**DATASET EXTRACT:**
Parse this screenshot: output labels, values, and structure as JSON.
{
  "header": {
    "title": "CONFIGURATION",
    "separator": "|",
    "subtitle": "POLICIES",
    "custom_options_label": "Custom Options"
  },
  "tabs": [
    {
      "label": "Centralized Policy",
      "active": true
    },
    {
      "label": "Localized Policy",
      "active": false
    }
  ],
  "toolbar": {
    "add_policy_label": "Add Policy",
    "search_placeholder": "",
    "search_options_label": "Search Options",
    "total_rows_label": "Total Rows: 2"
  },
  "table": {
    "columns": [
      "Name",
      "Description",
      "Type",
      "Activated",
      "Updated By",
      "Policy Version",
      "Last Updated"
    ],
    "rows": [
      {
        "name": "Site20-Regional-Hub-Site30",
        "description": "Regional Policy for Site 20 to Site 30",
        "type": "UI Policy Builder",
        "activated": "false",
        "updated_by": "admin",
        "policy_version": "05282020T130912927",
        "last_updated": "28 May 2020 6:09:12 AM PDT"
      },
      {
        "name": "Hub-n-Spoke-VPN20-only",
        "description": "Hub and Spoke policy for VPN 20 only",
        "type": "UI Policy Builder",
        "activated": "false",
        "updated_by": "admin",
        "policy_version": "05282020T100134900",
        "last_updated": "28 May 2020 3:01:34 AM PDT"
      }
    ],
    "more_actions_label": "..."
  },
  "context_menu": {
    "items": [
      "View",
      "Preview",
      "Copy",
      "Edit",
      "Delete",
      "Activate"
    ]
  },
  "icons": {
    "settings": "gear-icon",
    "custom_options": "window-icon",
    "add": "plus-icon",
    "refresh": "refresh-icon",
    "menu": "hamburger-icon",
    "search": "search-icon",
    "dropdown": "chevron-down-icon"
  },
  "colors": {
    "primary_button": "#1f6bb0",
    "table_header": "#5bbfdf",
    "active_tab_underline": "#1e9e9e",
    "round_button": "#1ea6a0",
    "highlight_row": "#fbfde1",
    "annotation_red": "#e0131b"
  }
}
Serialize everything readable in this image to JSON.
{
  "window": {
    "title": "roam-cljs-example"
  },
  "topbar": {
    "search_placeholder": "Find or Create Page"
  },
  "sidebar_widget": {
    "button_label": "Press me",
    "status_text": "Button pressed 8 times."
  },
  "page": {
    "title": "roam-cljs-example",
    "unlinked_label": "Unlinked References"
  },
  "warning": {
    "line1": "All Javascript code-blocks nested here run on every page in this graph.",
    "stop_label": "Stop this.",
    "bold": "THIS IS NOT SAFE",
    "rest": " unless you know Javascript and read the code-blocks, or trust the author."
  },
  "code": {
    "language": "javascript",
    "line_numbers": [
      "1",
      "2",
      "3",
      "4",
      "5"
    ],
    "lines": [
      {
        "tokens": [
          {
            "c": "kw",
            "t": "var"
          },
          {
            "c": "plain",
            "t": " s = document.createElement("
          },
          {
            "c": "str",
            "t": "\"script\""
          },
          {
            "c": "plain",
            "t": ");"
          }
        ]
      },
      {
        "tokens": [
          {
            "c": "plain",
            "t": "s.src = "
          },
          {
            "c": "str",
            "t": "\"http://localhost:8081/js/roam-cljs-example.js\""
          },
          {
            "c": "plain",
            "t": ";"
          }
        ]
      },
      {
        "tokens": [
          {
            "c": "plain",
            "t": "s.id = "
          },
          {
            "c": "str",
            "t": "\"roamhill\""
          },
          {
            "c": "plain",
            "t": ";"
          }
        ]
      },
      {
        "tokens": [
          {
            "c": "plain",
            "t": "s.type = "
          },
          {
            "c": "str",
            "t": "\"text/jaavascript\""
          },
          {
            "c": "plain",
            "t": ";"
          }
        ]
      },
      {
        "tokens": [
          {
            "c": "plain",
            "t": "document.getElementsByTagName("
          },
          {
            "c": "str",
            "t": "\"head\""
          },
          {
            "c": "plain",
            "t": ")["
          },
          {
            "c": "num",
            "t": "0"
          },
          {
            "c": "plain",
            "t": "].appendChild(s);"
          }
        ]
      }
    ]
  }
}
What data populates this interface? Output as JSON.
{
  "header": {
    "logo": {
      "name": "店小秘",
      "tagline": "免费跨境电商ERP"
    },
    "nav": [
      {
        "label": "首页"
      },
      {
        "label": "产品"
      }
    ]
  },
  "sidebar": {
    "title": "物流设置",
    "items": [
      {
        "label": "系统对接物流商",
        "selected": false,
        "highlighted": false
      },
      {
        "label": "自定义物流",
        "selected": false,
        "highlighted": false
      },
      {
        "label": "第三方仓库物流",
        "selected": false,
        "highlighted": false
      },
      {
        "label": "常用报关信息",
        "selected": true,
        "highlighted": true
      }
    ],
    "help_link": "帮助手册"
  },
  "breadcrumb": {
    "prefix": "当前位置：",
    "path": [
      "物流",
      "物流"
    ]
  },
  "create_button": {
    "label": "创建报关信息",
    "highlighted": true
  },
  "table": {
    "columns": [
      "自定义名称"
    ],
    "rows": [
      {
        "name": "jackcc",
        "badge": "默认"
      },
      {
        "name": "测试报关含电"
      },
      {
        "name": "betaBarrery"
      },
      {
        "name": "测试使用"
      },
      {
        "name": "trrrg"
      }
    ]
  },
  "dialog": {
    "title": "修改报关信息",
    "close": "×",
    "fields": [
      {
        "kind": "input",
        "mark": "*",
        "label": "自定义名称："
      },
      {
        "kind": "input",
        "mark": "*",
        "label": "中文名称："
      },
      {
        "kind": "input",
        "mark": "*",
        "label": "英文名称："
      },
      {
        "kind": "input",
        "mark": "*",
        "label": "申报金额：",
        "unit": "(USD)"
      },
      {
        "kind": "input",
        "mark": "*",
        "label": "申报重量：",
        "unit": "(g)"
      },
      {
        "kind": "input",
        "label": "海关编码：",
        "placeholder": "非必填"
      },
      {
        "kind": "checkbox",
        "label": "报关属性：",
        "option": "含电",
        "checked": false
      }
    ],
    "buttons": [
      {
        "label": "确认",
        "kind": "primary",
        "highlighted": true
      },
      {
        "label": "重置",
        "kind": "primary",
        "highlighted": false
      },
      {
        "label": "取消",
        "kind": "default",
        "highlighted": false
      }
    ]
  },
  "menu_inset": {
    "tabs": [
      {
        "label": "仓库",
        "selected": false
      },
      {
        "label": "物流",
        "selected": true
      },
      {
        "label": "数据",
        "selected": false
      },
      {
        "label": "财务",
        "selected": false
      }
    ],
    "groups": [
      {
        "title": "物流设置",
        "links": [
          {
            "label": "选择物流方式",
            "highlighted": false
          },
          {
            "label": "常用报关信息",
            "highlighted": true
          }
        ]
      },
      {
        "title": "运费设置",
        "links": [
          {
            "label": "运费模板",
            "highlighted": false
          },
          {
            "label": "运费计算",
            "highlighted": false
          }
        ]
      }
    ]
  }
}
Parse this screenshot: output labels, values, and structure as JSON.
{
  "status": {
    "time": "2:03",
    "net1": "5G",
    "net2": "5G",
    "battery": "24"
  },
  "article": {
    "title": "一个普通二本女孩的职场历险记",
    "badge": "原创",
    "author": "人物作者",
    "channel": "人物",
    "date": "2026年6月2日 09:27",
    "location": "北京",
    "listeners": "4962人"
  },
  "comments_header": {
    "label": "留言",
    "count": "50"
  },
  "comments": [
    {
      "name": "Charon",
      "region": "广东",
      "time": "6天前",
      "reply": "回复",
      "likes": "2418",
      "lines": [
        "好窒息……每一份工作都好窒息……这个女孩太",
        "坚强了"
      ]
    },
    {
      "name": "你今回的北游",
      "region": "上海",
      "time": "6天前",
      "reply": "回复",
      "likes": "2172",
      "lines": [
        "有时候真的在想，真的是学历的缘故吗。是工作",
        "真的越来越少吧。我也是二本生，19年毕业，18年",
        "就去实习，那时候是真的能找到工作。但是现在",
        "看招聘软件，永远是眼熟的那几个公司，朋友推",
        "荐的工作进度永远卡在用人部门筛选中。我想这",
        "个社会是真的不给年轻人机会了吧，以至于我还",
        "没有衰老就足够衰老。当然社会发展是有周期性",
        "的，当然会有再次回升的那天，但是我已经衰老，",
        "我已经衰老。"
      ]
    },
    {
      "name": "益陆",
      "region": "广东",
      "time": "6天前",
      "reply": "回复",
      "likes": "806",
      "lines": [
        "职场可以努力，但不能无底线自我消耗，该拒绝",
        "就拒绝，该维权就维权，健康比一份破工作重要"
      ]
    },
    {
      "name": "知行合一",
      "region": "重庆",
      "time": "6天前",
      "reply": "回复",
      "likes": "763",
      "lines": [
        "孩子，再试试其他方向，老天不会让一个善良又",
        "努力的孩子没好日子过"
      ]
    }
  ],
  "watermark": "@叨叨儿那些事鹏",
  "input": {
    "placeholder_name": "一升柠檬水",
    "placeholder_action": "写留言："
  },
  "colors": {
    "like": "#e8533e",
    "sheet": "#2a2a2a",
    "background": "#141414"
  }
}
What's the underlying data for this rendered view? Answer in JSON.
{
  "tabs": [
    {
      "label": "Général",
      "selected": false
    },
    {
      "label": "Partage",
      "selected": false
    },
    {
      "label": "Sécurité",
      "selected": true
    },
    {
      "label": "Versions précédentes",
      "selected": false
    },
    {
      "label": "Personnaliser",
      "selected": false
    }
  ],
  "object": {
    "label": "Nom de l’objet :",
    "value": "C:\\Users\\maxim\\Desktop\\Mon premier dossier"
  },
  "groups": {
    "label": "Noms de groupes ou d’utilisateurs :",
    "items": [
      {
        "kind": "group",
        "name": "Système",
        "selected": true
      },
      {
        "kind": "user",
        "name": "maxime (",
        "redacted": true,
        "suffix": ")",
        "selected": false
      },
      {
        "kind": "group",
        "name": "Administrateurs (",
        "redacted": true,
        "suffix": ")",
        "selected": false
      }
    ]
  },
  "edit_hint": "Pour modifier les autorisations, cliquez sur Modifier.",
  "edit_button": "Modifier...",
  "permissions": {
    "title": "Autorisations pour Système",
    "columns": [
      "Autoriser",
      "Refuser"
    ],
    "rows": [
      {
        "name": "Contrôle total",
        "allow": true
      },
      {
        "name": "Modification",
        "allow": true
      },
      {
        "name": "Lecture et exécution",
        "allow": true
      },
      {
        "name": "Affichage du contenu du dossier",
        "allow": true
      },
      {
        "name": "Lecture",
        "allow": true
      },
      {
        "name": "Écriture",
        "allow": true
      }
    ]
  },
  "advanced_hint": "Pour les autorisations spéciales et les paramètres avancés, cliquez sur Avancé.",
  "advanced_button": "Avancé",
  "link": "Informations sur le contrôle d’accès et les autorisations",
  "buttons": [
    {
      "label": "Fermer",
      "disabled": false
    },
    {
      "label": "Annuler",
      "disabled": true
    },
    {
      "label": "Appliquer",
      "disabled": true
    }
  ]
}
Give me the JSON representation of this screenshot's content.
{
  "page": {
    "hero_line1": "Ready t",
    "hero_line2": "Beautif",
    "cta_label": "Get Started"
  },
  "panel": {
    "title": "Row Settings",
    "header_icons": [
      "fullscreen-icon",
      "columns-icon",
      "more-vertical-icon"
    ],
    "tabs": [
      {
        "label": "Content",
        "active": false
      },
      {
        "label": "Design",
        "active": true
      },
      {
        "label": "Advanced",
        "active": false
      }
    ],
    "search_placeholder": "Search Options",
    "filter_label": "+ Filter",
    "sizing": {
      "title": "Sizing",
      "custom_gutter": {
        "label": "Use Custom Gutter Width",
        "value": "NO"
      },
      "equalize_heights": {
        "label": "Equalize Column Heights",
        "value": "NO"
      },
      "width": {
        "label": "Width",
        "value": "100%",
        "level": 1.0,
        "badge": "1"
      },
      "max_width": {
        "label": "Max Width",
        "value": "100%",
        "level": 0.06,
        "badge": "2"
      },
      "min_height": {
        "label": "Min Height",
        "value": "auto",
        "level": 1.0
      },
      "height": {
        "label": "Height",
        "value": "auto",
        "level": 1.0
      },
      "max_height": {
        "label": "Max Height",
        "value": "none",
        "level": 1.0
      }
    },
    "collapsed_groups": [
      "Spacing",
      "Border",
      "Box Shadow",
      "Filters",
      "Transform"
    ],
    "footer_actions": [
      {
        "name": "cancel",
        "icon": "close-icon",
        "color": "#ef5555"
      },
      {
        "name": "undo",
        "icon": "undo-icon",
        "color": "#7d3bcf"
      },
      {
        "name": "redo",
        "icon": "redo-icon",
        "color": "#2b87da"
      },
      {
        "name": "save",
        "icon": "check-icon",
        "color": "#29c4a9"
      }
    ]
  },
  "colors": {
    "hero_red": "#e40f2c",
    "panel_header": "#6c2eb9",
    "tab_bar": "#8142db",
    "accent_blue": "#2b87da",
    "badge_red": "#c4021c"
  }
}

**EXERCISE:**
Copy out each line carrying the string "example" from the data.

**RESULT:**
    "title": "roam-cljs-example"
    "title": "roam-cljs-example",
            "t": "\"http://localhost:8081/js/roam-cljs-example.js\""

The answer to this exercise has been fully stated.